━━━ Records to process ━━━
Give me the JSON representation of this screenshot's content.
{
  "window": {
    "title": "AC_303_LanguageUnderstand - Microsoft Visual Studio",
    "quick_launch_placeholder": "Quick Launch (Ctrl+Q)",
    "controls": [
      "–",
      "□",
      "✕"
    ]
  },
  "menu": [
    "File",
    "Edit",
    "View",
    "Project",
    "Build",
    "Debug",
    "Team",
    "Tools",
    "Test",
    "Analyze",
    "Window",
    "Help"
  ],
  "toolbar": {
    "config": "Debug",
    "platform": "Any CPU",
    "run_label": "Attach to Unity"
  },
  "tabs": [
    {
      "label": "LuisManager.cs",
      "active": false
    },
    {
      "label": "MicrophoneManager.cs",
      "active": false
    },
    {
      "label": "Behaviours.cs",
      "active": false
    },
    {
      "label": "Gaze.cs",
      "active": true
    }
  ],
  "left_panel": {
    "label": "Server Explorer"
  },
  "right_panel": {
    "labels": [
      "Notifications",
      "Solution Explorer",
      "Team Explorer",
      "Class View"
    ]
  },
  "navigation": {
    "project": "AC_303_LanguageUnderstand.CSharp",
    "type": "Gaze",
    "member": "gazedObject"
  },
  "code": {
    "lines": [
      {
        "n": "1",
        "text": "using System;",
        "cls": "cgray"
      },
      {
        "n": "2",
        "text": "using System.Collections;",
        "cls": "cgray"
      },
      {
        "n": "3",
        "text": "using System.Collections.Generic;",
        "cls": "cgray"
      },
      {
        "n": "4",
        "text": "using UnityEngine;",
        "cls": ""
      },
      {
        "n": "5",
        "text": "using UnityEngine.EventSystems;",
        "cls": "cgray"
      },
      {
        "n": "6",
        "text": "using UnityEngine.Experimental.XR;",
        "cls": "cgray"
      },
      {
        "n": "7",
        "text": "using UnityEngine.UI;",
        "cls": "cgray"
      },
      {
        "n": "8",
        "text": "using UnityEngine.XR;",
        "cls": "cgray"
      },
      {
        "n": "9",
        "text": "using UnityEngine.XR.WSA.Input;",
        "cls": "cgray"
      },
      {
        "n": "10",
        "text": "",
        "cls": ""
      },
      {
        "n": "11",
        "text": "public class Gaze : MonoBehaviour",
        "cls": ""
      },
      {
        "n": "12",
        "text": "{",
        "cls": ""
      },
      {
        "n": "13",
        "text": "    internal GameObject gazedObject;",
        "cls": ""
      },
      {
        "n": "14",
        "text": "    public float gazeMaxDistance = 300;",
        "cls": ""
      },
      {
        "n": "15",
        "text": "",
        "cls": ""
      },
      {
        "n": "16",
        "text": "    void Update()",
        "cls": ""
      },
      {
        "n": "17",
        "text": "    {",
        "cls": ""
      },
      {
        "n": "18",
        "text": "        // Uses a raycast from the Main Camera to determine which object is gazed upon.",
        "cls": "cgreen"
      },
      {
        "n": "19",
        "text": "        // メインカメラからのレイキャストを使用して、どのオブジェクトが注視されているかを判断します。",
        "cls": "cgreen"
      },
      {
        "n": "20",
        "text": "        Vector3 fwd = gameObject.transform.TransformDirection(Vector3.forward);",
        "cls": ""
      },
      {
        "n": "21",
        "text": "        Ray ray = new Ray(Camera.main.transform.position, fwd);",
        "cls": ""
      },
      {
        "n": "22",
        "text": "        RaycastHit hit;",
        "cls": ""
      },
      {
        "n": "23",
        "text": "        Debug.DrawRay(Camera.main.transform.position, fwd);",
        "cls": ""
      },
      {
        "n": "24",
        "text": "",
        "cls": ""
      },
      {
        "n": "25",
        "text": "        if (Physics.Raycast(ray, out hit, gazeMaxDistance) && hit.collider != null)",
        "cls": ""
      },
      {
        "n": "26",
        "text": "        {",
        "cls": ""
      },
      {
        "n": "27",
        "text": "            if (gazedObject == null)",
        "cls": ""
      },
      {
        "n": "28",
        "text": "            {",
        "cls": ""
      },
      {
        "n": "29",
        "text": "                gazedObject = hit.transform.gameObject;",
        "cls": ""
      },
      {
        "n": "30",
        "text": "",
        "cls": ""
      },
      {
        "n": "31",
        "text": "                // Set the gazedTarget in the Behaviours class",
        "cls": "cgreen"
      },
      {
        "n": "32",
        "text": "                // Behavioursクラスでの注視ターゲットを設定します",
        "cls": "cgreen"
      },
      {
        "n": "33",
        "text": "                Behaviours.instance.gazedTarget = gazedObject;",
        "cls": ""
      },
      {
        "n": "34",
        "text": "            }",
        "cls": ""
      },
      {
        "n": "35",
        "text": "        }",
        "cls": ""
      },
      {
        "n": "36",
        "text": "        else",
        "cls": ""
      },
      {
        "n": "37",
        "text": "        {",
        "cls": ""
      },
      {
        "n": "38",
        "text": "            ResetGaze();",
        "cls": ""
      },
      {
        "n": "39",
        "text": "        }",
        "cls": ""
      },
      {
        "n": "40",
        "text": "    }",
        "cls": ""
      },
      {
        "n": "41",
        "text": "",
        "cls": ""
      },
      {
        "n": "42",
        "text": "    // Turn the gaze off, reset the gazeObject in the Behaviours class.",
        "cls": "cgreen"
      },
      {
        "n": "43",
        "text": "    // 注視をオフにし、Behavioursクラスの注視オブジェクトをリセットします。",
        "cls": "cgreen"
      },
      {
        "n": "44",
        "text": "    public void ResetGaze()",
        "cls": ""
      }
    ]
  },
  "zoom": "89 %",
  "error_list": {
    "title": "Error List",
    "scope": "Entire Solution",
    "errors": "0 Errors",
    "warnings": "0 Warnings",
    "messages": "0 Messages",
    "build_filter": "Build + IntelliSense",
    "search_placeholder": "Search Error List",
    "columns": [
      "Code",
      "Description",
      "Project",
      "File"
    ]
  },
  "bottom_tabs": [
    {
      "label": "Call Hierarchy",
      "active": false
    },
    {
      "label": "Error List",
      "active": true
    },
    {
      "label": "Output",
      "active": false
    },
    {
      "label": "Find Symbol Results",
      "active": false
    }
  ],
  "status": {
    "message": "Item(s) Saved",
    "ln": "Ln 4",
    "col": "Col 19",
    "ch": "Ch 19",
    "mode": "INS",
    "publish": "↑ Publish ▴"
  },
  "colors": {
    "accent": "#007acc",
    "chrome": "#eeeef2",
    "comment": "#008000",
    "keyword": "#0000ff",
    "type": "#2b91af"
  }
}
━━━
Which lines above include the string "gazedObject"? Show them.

◆ Completed exercise:
    "member": "gazedObject"
        "text": "    internal GameObject gazedObject;",
        "text": "            if (gazedObject == null)",
        "text": "                gazedObject = hit.transform.gameObject;",
        "text": "                Behaviours.instance.gazedTarget = gazedObject;",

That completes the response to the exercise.